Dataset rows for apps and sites
Segment Open
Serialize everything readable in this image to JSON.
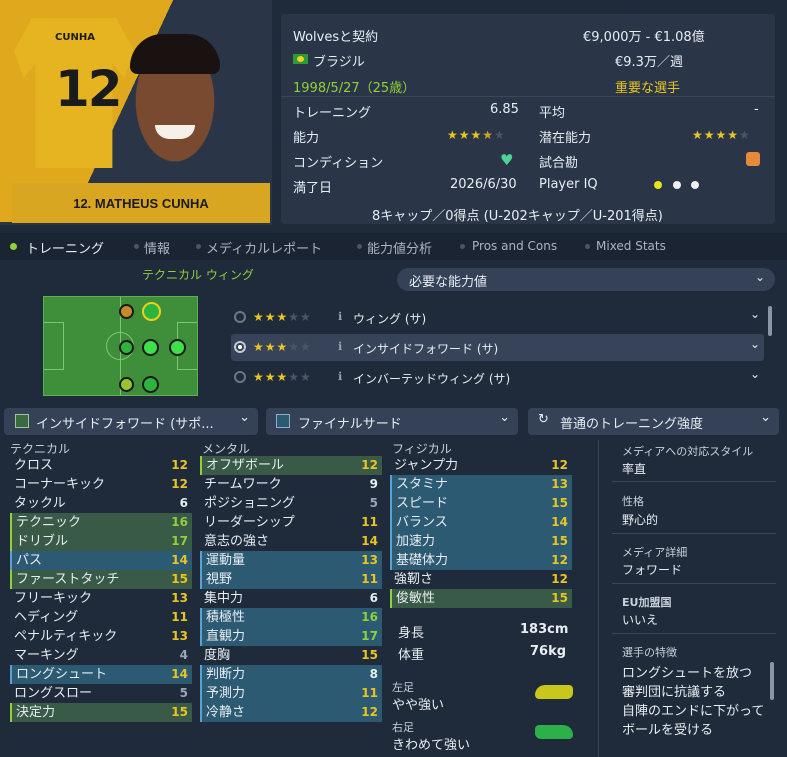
{
  "player": {
    "shirt_name": "CUNHA",
    "shirt_number": "12",
    "card_name": "12. MATHEUS CUNHA"
  },
  "info": {
    "contract": "Wolvesと契約",
    "value": "€9,000万 - €1.08億",
    "nationality": "ブラジル",
    "wage": "€9.3万／週",
    "dob": "1998/5/27（25歳）",
    "status": "重要な選手",
    "training_label": "トレーニング",
    "training_value": "6.85",
    "average_label": "平均",
    "average_value": "-",
    "ability_label": "能力",
    "potential_label": "潜在能力",
    "condition_label": "コンディション",
    "match_fitness_label": "試合勘",
    "expiry_label": "満了日",
    "expiry_value": "2026/6/30",
    "iq_label": "Player IQ",
    "caps": "8キャップ／0得点 (U-202キャップ／U-201得点)",
    "ability_stars": 3.5,
    "potential_stars": 4
  },
  "tabs": [
    "トレーニング",
    "情報",
    "メディカルレポート",
    "能力値分析",
    "Pros and Cons",
    "Mixed Stats"
  ],
  "position": {
    "title": "テクニカル ウィング",
    "required": "必要な能力値",
    "roles": [
      {
        "name": "ウィング (サ)",
        "stars": 3.5
      },
      {
        "name": "インサイドフォワード (サ)",
        "stars": 3.5
      },
      {
        "name": "インバーテッドウィング (サ)",
        "stars": 3.5
      }
    ]
  },
  "dropdowns": {
    "role": "インサイドフォワード (サポ...",
    "duty": "ファイナルサード",
    "intensity": "普通のトレーニング強度"
  },
  "technical": {
    "title": "テクニカル",
    "attrs": [
      {
        "n": "クロス",
        "v": "12"
      },
      {
        "n": "コーナーキック",
        "v": "12"
      },
      {
        "n": "タックル",
        "v": "6"
      },
      {
        "n": "テクニック",
        "v": "16"
      },
      {
        "n": "ドリブル",
        "v": "17"
      },
      {
        "n": "パス",
        "v": "14"
      },
      {
        "n": "ファーストタッチ",
        "v": "15"
      },
      {
        "n": "フリーキック",
        "v": "13"
      },
      {
        "n": "ヘディング",
        "v": "11"
      },
      {
        "n": "ペナルティキック",
        "v": "13"
      },
      {
        "n": "マーキング",
        "v": "4"
      },
      {
        "n": "ロングシュート",
        "v": "14"
      },
      {
        "n": "ロングスロー",
        "v": "5"
      },
      {
        "n": "決定力",
        "v": "15"
      }
    ]
  },
  "mental": {
    "title": "メンタル",
    "attrs": [
      {
        "n": "オフザボール",
        "v": "12"
      },
      {
        "n": "チームワーク",
        "v": "9"
      },
      {
        "n": "ポジショニング",
        "v": "5"
      },
      {
        "n": "リーダーシップ",
        "v": "11"
      },
      {
        "n": "意志の強さ",
        "v": "14"
      },
      {
        "n": "運動量",
        "v": "13"
      },
      {
        "n": "視野",
        "v": "11"
      },
      {
        "n": "集中力",
        "v": "6"
      },
      {
        "n": "積極性",
        "v": "16"
      },
      {
        "n": "直観力",
        "v": "17"
      },
      {
        "n": "度胸",
        "v": "15"
      },
      {
        "n": "判断力",
        "v": "8"
      },
      {
        "n": "予測力",
        "v": "11"
      },
      {
        "n": "冷静さ",
        "v": "12"
      }
    ]
  },
  "physical": {
    "title": "フィジカル",
    "attrs": [
      {
        "n": "ジャンプ力",
        "v": "12"
      },
      {
        "n": "スタミナ",
        "v": "13"
      },
      {
        "n": "スピード",
        "v": "15"
      },
      {
        "n": "バランス",
        "v": "14"
      },
      {
        "n": "加速力",
        "v": "15"
      },
      {
        "n": "基礎体力",
        "v": "12"
      },
      {
        "n": "強靭さ",
        "v": "12"
      },
      {
        "n": "俊敏性",
        "v": "15"
      }
    ]
  },
  "body": {
    "height_label": "身長",
    "height": "183cm",
    "weight_label": "体重",
    "weight": "76kg",
    "left_foot_label": "左足",
    "left_foot": "やや強い",
    "right_foot_label": "右足",
    "right_foot": "きわめて強い"
  },
  "side": {
    "media_label": "メディアへの対応スタイル",
    "media": "率直",
    "personality_label": "性格",
    "personality": "野心的",
    "media_detail_label": "メディア詳細",
    "media_detail": "フォワード",
    "eu_label": "EU加盟国",
    "eu": "いいえ",
    "traits_label": "選手の特徴",
    "traits": [
      "ロングシュートを放つ",
      "審判団に抗議する",
      "自陣のエンドに下がってボールを受ける"
    ]
  },
  "colors": {
    "accent": "#8fd13a",
    "gold": "#e9c521",
    "highlight": "#2c5a73"
  }
}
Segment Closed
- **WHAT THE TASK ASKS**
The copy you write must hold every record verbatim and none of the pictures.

- **ANSWER BOX**
Serialize everything readable in this image to JSON.
{
  "player": {
    "shirt_name": "CUNHA",
    "shirt_number": "12",
    "card_name": "12. MATHEUS CUNHA"
  },
  "info": {
    "contract": "Wolvesと契約",
    "value": "€9,000万 - €1.08億",
    "nationality": "ブラジル",
    "wage": "€9.3万／週",
    "dob": "1998/5/27（25歳）",
    "status": "重要な選手",
    "training_label": "トレーニング",
    "training_value": "6.85",
    "average_label": "平均",
    "average_value": "-",
    "ability_label": "能力",
    "potential_label": "潜在能力",
    "condition_label": "コンディション",
    "match_fitness_label": "試合勘",
    "expiry_label": "満了日",
    "expiry_value": "2026/6/30",
    "iq_label": "Player IQ",
    "caps": "8キャップ／0得点 (U-202キャップ／U-201得点)",
    "ability_stars": 3.5,
    "potential_stars": 4
  },
  "tabs": [
    "トレーニング",
    "情報",
    "メディカルレポート",
    "能力値分析",
    "Pros and Cons",
    "Mixed Stats"
  ],
  "position": {
    "title": "テクニカル ウィング",
    "required": "必要な能力値",
    "roles": [
      {
        "name": "ウィング (サ)",
        "stars": 3.5
      },
      {
        "name": "インサイドフォワード (サ)",
        "stars": 3.5
      },
      {
        "name": "インバーテッドウィング (サ)",
        "stars": 3.5
      }
    ]
  },
  "dropdowns": {
    "role": "インサイドフォワード (サポ...",
    "duty": "ファイナルサード",
    "intensity": "普通のトレーニング強度"
  },
  "technical": {
    "title": "テクニカル",
    "attrs": [
      {
        "n": "クロス",
        "v": "12"
      },
      {
        "n": "コーナーキック",
        "v": "12"
      },
      {
        "n": "タックル",
        "v": "6"
      },
      {
        "n": "テクニック",
        "v": "16"
      },
      {
        "n": "ドリブル",
        "v": "17"
      },
      {
        "n": "パス",
        "v": "14"
      },
      {
        "n": "ファーストタッチ",
        "v": "15"
      },
      {
        "n": "フリーキック",
        "v": "13"
      },
      {
        "n": "ヘディング",
        "v": "11"
      },
      {
        "n": "ペナルティキック",
        "v": "13"
      },
      {
        "n": "マーキング",
        "v": "4"
      },
      {
        "n": "ロングシュート",
        "v": "14"
      },
      {
        "n": "ロングスロー",
        "v": "5"
      },
      {
        "n": "決定力",
        "v": "15"
      }
    ]
  },
  "mental": {
    "title": "メンタル",
    "attrs": [
      {
        "n": "オフザボール",
        "v": "12"
      },
      {
        "n": "チームワーク",
        "v": "9"
      },
      {
        "n": "ポジショニング",
        "v": "5"
      },
      {
        "n": "リーダーシップ",
        "v": "11"
      },
      {
        "n": "意志の強さ",
        "v": "14"
      },
      {
        "n": "運動量",
        "v": "13"
      },
      {
        "n": "視野",
        "v": "11"
      },
      {
        "n": "集中力",
        "v": "6"
      },
      {
        "n": "積極性",
        "v": "16"
      },
      {
        "n": "直観力",
        "v": "17"
      },
      {
        "n": "度胸",
        "v": "15"
      },
      {
        "n": "判断力",
        "v": "8"
      },
      {
        "n": "予測力",
        "v": "11"
      },
      {
        "n": "冷静さ",
        "v": "12"
      }
    ]
  },
  "physical": {
    "title": "フィジカル",
    "attrs": [
      {
        "n": "ジャンプ力",
        "v": "12"
      },
      {
        "n": "スタミナ",
        "v": "13"
      },
      {
        "n": "スピード",
        "v": "15"
      },
      {
        "n": "バランス",
        "v": "14"
      },
      {
        "n": "加速力",
        "v": "15"
      },
      {
        "n": "基礎体力",
        "v": "12"
      },
      {
        "n": "強靭さ",
        "v": "12"
      },
      {
        "n": "俊敏性",
        "v": "15"
      }
    ]
  },
  "body": {
    "height_label": "身長",
    "height": "183cm",
    "weight_label": "体重",
    "weight": "76kg",
    "left_foot_label": "左足",
    "left_foot": "やや強い",
    "right_foot_label": "右足",
    "right_foot": "きわめて強い"
  },
  "side": {
    "media_label": "メディアへの対応スタイル",
    "media": "率直",
    "personality_label": "性格",
    "personality": "野心的",
    "media_detail_label": "メディア詳細",
    "media_detail": "フォワード",
    "eu_label": "EU加盟国",
    "eu": "いいえ",
    "traits_label": "選手の特徴",
    "traits": [
      "ロングシュートを放つ",
      "審判団に抗議する",
      "自陣のエンドに下がってボールを受ける"
    ]
  },
  "colors": {
    "accent": "#8fd13a",
    "gold": "#e9c521",
    "highlight": "#2c5a73"
  }
}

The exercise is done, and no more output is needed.